by William H. Benson
November 25, 2010
Robert Kosi Tette is an African immigrant now living in Detroit. His relatives, in his home country of Ghana, in 1998 pooled their capital and paid his fare to America, and he arrived with the equivalent of a high school diploma and a load of determination. He now holds a graduate degree and has “a relatively successful professional career.” After ten years, in March of 2008, he wrote for Newsweek:
“Every inch of progress has been achieved through exhausting battles.” He worked at “multiple minimum-wage jobs,” to finance his education, and finally accepted a professional job, but then, in order to avoid being walked all over at work, he learned to, at least, pretend assertiveness. He signed up for graduate school to give himself an edge over his fellow employees, and all the while, he was struggling with enormous legal blockades to obtain the coveted permanent residency. in the U.S.
“It was as though,” he wrote, “I had run ten consecutive marathons, one for each year in America, and my body screamed for rest. . . . Most of us leaving home never considered how much we would change, or the scarring challenges ahead of us.”
Robert’s joys and survival skills are not unlike any other immigrant’s over the past four centuries, for to achieve in America one must grab for an education, for a job, for more education, and so jump ahead of the lazy, the unfocused, and the unambitious. How difficult it can be for a solitary immigrant to arrive in America and achieve even a shred of professional success.
“The American Dream” is all relative. Christopher Caldwell, a columnist for the New York Times, wrote that “a 75-minute bus commute to a job at a [big-box discount store], which looks like wage-slavery to the son of a unionized industrial worker, might be a dream come true for an immigrant from a poor country,” but “to the average native-born American with no other frame of reference but his life’s span in this country, however, it is not a dream. It is simply the social contract.”
Other immigrants, such as the Pilgrims or the Puritans, arrived in North America, not as individuals but as families, and in an atmosphere of mutual trust, each family worked their fields together.
Asians, especially the Chinese steeped in Confucian thought, stare in astonishment at America’s highly individualistic society, for, according to the Japanese-American scholar and thinker, Francis Fukuyama, “Americans assume that ‘rugged individualism’ is one of the most distinctive and appealing aspects of their civilization.” That is not the case in Confucian China, where the family is preeminent.
And yet Americans, Fukuyama argued, have also demonstrated a powerful tendency to form associations: social ones—in churches, clubs, and organizations; political ones—in fire, school, and irrigation districts; and economic ones—in partnerships and corporations.

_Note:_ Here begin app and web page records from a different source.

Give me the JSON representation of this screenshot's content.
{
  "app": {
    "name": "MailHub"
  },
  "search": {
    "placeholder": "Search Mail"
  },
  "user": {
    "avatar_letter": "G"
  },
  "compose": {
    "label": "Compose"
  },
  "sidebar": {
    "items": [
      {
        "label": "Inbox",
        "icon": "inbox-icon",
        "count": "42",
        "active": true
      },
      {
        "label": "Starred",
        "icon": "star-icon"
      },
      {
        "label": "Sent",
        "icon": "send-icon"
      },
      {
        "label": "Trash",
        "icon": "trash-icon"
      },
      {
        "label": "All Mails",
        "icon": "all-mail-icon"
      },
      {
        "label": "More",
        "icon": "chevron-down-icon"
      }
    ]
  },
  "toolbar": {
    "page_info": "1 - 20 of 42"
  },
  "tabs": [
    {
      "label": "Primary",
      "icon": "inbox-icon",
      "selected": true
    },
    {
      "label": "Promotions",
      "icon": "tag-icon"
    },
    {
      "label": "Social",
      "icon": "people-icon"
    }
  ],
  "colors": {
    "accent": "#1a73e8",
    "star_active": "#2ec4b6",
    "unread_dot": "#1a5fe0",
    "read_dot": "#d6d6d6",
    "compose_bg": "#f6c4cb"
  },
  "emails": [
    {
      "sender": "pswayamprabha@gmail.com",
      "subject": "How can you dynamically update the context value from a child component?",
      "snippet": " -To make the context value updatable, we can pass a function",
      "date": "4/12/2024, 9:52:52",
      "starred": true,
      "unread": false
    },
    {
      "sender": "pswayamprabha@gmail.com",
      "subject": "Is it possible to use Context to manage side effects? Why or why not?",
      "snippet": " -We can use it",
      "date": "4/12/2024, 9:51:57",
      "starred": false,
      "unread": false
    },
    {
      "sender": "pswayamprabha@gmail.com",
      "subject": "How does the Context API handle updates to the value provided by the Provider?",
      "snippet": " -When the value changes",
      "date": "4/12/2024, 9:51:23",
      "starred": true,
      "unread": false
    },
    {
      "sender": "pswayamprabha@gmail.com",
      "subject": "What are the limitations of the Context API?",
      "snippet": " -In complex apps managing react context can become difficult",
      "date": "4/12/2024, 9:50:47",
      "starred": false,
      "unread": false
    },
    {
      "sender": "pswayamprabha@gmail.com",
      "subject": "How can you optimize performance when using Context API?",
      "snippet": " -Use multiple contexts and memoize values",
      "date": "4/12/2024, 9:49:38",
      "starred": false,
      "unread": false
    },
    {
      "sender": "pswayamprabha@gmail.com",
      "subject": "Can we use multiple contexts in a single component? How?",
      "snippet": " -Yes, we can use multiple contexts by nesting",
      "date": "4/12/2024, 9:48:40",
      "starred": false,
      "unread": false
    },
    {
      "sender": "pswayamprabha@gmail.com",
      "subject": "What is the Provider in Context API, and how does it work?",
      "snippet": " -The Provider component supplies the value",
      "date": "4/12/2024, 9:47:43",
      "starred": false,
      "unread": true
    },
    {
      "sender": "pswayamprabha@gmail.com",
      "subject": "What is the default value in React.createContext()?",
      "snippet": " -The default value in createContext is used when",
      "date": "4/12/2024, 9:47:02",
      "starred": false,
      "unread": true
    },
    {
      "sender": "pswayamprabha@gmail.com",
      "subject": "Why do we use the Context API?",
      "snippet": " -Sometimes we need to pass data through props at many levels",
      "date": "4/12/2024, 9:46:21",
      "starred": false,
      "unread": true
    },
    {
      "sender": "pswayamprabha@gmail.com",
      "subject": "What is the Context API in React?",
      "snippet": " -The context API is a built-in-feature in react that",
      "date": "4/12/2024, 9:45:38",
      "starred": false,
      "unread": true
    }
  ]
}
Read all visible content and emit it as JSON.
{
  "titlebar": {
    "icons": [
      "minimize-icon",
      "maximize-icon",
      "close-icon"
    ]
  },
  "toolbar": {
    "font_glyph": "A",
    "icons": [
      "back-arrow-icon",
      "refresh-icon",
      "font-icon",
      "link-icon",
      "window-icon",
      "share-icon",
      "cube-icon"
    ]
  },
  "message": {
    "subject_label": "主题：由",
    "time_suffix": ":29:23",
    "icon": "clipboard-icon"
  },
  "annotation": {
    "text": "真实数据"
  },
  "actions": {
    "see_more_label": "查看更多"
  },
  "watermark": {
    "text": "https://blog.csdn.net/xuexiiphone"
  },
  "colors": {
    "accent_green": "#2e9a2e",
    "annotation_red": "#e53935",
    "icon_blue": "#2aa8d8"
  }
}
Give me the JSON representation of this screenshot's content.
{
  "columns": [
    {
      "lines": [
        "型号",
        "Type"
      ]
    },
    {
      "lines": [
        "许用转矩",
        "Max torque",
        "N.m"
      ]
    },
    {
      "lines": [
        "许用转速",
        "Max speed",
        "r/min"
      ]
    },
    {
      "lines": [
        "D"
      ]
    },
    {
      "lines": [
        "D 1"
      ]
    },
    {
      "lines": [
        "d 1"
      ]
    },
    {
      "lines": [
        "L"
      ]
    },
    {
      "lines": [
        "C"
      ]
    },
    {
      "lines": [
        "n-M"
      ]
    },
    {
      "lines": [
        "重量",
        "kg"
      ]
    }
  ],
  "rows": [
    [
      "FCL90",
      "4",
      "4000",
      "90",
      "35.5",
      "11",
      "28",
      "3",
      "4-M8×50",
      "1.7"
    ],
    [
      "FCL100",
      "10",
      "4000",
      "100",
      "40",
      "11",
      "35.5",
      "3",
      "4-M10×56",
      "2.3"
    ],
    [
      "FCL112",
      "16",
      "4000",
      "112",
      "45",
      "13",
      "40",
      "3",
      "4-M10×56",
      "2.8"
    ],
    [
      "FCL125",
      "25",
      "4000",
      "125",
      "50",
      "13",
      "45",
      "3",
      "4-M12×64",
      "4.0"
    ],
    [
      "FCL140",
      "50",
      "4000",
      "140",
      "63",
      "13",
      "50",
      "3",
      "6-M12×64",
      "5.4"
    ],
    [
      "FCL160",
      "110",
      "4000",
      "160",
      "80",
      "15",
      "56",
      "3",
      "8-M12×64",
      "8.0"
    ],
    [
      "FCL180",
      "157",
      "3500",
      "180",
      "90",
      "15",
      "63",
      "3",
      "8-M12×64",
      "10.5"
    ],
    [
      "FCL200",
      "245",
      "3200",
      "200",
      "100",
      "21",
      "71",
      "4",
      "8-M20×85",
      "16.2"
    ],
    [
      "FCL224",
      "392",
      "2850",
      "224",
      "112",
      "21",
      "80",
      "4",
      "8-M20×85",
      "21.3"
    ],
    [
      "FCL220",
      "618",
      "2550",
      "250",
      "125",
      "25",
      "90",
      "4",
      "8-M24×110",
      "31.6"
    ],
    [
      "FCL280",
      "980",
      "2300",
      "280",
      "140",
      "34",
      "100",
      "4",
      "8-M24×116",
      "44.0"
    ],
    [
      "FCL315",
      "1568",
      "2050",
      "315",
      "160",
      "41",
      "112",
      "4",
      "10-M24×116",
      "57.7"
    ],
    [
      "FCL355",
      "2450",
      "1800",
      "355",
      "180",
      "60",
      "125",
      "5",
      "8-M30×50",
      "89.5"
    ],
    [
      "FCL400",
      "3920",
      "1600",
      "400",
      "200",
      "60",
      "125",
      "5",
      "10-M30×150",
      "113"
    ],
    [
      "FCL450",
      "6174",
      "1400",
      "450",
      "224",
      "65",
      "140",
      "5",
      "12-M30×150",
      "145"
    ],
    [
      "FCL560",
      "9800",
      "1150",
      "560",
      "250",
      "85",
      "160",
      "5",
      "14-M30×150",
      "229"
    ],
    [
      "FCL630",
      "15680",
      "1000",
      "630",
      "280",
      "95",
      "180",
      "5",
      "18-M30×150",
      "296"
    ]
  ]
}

Fukuyama writes that the social capital, the currency that underlies these associations, is “trust,” for without trust, they falter and fail. And whom do you trust? In your government, your church, your company, or perhaps only in yourself, or possibly, to extend it a little further, in your family?
Our country’s holidays are observed for various reasons: for religious—Christmas and Good Friday; for historical events or people—Presidents Day, Fourth of July, Columbus’s discovery, and Martin Luther King’s birthday; for those who have passed on; for laborers; for veterans; for mother’s; and for father’s. But what is being observed on Thanksgiving Day? Is it a historical or religious holiday? Yes, we grant an obligatory nod to the Pilgrims, and we pause to thank God for His blessings.
However, I think that Thanksgiving is more: it is also an observance that honors the immigrant. To “immigrate,” according to Webster’s means “to come into a country of which one is not a native for permanent residence.” America is a nation founded upon immigration.
The columnist, Jose Expedito M. Garcia, wrote, “Whether we like it or not, when we celebrate Thanksgiving, we are paying homage to the story of a group of immigrants who celebrated their bountiful harvests and good graces on their New-found-land. Thanksgiving is, indeed a living testament to America’s unique character as a land of immigrants.”
When we, as fellow Americans, seat ourselves at the table on Thursday, surrounded by family and friends, whom we mostly trust, we should think of that family member who prepared the meal, and we should also think about the immigrant laborers, most often from Mexico, who worked tirelessly for low pay often under inhumane conditions in the fields to grow those potatoes, pumpkins, sweet potatoes, and raise those turkeys. And we should think about the corporations that owns the means of production and the distribution channels to deliver it all so conveniently to our local stores. And we should think about our forefathers who risked everything, packed up, left their homeland, and came to America. Africans, English Pilgrims and Puritans, other Europeans, Chinese, Japanese, Mexican—all of us are Americans, and so we learn to be thankful on a single day in November.